| $15 | 6-9 pm | Portland House of Music and Events, 25 Temple St., Portland | www.portlandhouseofmusic.com 

 

WEDNESDAY 3

 

DOING THE WORK | For white people, the work of transformative justice presents many questions that are hard to reckon with. In this evening's film, Philadelphia filmmaker Andre Robert Lee suggests that one of them, I'm Not Racist, Am I?, might be better served as an open, public conversation rather than a private recrimination. Lee's the filmmaker behind 2014's The Prep School Negro, a film about his experience of transitioning from, as he puts it, the ghetto where he grew up to an elite prep school by way of a full scholarship. The scope of I'm Not Racist is less narrative and more discursive, following a group of high school students in a year-long effort to "get to the heart of racism." Don't expect a panacea or quick solution, but anything that models the process by which white folks can practice accountability on this issue is a good thing.

| FREE | 7 pm | University of Southern Maine, Luther Bonney Hall, 96 Falmouth St., Portland | http://friendsschoolofportland.org/

 

IN THE FOXHOLE | Meanwhile at SPACE Gallery, the third in this season's series of Think & Drink discussions (titled "Policing, Community, Protection, and Trust in the 21st Century") produced by the Maine Humanities Council, explores the precarious systems of policing, justice and security in Portland and nationwide. Previous forums this spring have covered the notions of criminality and "who gets to be a police officer." This one homes in on the issue of surveillance, and the encroachment of police presence and access into the daily lives of Americans. Facilitated by Samaa Abdurraqib, a USM professor and full-time worker with the Maine Coalition to End Domestic Violence, tonight's event encourages breakout sessions and group discussion, and is propelled by a panel consisting of Robert Bryant, chief of police of the Penobscot Indian Nation; Leroy Rowe, assistant professor of African American Studies and History at USM; and Zach Heiden of the ACLU of Maine. The free event -- titled "Who's Watching Whom?" -- begins at 6:30.

| FREE | 6:30 pm | SPACE Gallery, 538 Congress St., Portland | http://www.space538.org 

 

DYNASTY WORK | If you missed the screening of Peace, Love, and Zoo, Portland filmmaker Reggie Groff's "exuberant, radiant" (according to Megan Grumbling in these pages in the March 27 issue) documentary of Portland art guru Zoo Cain, you've got another shot tonight, when the feature screens once more at the Nickelodeon. Catch Groff as he follows the "dude-like" (in the Lebowski sense) Cain talking about his painting, displaying his youthfulness and vitality, and sharing the arc of his recovery from addiction, depression, and cancer.

| $8 | 7:30 pm | NIckelodeon Cinemas, 1 Temple St., Portland | http://patriotcinemas.com/

 

THURSDAY 4

 

MAKE PACTS | Next week, there's a dance-theater show at Bowdoin I'm looking forward to telling you about.
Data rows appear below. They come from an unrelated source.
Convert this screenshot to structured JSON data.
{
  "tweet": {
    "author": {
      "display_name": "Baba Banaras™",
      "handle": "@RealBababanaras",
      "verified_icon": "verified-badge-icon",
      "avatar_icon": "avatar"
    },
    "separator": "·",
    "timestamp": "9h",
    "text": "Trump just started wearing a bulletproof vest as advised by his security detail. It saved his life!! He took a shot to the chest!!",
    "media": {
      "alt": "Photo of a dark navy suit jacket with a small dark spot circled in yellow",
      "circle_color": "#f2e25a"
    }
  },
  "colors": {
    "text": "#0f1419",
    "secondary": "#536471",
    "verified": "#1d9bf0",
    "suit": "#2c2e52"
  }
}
In the meantime, you should choose a day (in May) you're first going to go swimming, and stick to it at all costs.

Last modified onThursday, 27 April 2017 13:21